(Stored items)

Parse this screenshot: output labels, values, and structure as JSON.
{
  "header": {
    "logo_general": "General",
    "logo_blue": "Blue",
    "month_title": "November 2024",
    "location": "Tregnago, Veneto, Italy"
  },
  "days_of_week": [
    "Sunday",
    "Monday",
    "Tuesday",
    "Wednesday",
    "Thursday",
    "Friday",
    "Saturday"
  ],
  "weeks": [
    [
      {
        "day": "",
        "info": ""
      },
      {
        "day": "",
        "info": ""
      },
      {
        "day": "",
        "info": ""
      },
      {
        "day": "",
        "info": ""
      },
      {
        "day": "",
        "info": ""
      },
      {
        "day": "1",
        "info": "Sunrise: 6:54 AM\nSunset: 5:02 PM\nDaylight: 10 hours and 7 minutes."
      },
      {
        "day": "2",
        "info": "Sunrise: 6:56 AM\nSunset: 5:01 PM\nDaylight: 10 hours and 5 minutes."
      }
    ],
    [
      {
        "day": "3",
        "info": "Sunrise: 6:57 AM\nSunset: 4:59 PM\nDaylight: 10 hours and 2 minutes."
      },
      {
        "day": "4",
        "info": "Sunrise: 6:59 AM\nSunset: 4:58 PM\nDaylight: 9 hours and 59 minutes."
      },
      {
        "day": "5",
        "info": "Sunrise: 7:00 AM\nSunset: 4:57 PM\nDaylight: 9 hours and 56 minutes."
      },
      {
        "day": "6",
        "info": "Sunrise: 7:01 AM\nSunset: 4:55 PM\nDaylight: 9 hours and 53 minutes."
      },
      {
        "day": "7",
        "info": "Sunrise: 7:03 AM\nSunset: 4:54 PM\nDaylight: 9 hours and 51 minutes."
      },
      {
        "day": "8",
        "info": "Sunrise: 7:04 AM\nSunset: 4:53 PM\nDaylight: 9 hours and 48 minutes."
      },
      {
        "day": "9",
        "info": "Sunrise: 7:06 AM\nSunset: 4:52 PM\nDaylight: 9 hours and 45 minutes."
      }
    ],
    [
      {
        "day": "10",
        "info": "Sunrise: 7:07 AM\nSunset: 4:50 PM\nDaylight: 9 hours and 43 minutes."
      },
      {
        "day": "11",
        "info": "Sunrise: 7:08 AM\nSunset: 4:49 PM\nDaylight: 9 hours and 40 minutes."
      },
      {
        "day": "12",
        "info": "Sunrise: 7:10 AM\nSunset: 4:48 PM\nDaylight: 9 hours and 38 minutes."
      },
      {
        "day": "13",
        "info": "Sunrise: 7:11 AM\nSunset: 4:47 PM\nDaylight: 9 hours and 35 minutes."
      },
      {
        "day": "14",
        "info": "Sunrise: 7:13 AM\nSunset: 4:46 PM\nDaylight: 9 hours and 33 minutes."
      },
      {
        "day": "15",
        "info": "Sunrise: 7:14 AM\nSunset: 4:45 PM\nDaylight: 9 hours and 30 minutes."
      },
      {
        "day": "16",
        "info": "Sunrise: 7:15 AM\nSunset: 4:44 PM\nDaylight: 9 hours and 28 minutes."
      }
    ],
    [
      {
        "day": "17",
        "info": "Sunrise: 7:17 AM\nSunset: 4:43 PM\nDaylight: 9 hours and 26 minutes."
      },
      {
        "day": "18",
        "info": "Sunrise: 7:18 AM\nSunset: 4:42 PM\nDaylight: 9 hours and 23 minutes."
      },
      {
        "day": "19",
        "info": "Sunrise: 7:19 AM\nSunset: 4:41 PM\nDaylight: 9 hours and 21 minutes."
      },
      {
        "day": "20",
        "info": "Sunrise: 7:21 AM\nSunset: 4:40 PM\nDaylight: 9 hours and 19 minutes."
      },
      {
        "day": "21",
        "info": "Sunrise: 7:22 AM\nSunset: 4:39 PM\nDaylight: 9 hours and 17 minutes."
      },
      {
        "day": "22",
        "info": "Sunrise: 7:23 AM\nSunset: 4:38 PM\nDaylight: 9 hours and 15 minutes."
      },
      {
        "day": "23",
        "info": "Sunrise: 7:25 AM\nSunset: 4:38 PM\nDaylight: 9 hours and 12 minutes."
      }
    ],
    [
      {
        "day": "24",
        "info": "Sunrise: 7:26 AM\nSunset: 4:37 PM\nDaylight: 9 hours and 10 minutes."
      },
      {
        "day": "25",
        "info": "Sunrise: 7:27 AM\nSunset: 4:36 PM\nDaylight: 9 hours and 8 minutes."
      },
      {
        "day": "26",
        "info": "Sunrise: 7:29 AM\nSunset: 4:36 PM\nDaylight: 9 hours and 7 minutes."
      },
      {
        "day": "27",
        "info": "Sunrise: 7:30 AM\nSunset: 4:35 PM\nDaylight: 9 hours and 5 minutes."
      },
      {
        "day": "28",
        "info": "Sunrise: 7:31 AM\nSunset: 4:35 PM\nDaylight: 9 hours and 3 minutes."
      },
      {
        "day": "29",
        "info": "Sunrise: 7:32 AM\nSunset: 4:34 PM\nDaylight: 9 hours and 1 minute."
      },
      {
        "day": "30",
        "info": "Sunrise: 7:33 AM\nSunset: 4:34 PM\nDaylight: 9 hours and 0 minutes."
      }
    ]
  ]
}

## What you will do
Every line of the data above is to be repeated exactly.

## Written reply
Parse this screenshot: output labels, values, and structure as JSON.
{
  "header": {
    "logo_general": "General",
    "logo_blue": "Blue",
    "month_title": "November 2024",
    "location": "Tregnago, Veneto, Italy"
  },
  "days_of_week": [
    "Sunday",
    "Monday",
    "Tuesday",
    "Wednesday",
    "Thursday",
    "Friday",
    "Saturday"
  ],
  "weeks": [
    [
      {
        "day": "",
        "info": ""
      },
      {
        "day": "",
        "info": ""
      },
      {
        "day": "",
        "info": ""
      },
      {
        "day": "",
        "info": ""
      },
      {
        "day": "",
        "info": ""
      },
      {
        "day": "1",
        "info": "Sunrise: 6:54 AM\nSunset: 5:02 PM\nDaylight: 10 hours and 7 minutes."
      },
      {
        "day": "2",
        "info": "Sunrise: 6:56 AM\nSunset: 5:01 PM\nDaylight: 10 hours and 5 minutes."
      }
    ],
    [
      {
        "day": "3",
        "info": "Sunrise: 6:57 AM\nSunset: 4:59 PM\nDaylight: 10 hours and 2 minutes."
      },
      {
        "day": "4",
        "info": "Sunrise: 6:59 AM\nSunset: 4:58 PM\nDaylight: 9 hours and 59 minutes."
      },
      {
        "day": "5",
        "info": "Sunrise: 7:00 AM\nSunset: 4:57 PM\nDaylight: 9 hours and 56 minutes."
      },
      {
        "day": "6",
        "info": "Sunrise: 7:01 AM\nSunset: 4:55 PM\nDaylight: 9 hours and 53 minutes."
      },
      {
        "day": "7",
        "info": "Sunrise: 7:03 AM\nSunset: 4:54 PM\nDaylight: 9 hours and 51 minutes."
      },
      {
        "day": "8",
        "info": "Sunrise: 7:04 AM\nSunset: 4:53 PM\nDaylight: 9 hours and 48 minutes."
      },
      {
        "day": "9",
        "info": "Sunrise: 7:06 AM\nSunset: 4:52 PM\nDaylight: 9 hours and 45 minutes."
      }
    ],
    [
      {
        "day": "10",
        "info": "Sunrise: 7:07 AM\nSunset: 4:50 PM\nDaylight: 9 hours and 43 minutes."
      },
      {
        "day": "11",
        "info": "Sunrise: 7:08 AM\nSunset: 4:49 PM\nDaylight: 9 hours and 40 minutes."
      },
      {
        "day": "12",
        "info": "Sunrise: 7:10 AM\nSunset: 4:48 PM\nDaylight: 9 hours and 38 minutes."
      },
      {
        "day": "13",
        "info": "Sunrise: 7:11 AM\nSunset: 4:47 PM\nDaylight: 9 hours and 35 minutes."
      },
      {
        "day": "14",
        "info": "Sunrise: 7:13 AM\nSunset: 4:46 PM\nDaylight: 9 hours and 33 minutes."
      },
      {
        "day": "15",
        "info": "Sunrise: 7:14 AM\nSunset: 4:45 PM\nDaylight: 9 hours and 30 minutes."
      },
      {
        "day": "16",
        "info": "Sunrise: 7:15 AM\nSunset: 4:44 PM\nDaylight: 9 hours and 28 minutes."
      }
    ],
    [
      {
        "day": "17",
        "info": "Sunrise: 7:17 AM\nSunset: 4:43 PM\nDaylight: 9 hours and 26 minutes."
      },
      {
        "day": "18",
        "info": "Sunrise: 7:18 AM\nSunset: 4:42 PM\nDaylight: 9 hours and 23 minutes."
      },
      {
        "day": "19",
        "info": "Sunrise: 7:19 AM\nSunset: 4:41 PM\nDaylight: 9 hours and 21 minutes."
      },
      {
        "day": "20",
        "info": "Sunrise: 7:21 AM\nSunset: 4:40 PM\nDaylight: 9 hours and 19 minutes."
      },
      {
        "day": "21",
        "info": "Sunrise: 7:22 AM\nSunset: 4:39 PM\nDaylight: 9 hours and 17 minutes."
      },
      {
        "day": "22",
        "info": "Sunrise: 7:23 AM\nSunset: 4:38 PM\nDaylight: 9 hours and 15 minutes."
      },
      {
        "day": "23",
        "info": "Sunrise: 7:25 AM\nSunset: 4:38 PM\nDaylight: 9 hours and 12 minutes."
      }
    ],
    [
      {
        "day": "24",
        "info": "Sunrise: 7:26 AM\nSunset: 4:37 PM\nDaylight: 9 hours and 10 minutes."
      },
      {
        "day": "25",
        "info": "Sunrise: 7:27 AM\nSunset: 4:36 PM\nDaylight: 9 hours and 8 minutes."
      },
      {
        "day": "26",
        "info": "Sunrise: 7:29 AM\nSunset: 4:36 PM\nDaylight: 9 hours and 7 minutes."
      },
      {
        "day": "27",
        "info": "Sunrise: 7:30 AM\nSunset: 4:35 PM\nDaylight: 9 hours and 5 minutes."
      },
      {
        "day": "28",
        "info": "Sunrise: 7:31 AM\nSunset: 4:35 PM\nDaylight: 9 hours and 3 minutes."
      },
      {
        "day": "29",
        "info": "Sunrise: 7:32 AM\nSunset: 4:34 PM\nDaylight: 9 hours and 1 minute."
      },
      {
        "day": "30",
        "info": "Sunrise: 7:33 AM\nSunset: 4:34 PM\nDaylight: 9 hours and 0 minutes."
      }
    ]
  ]
}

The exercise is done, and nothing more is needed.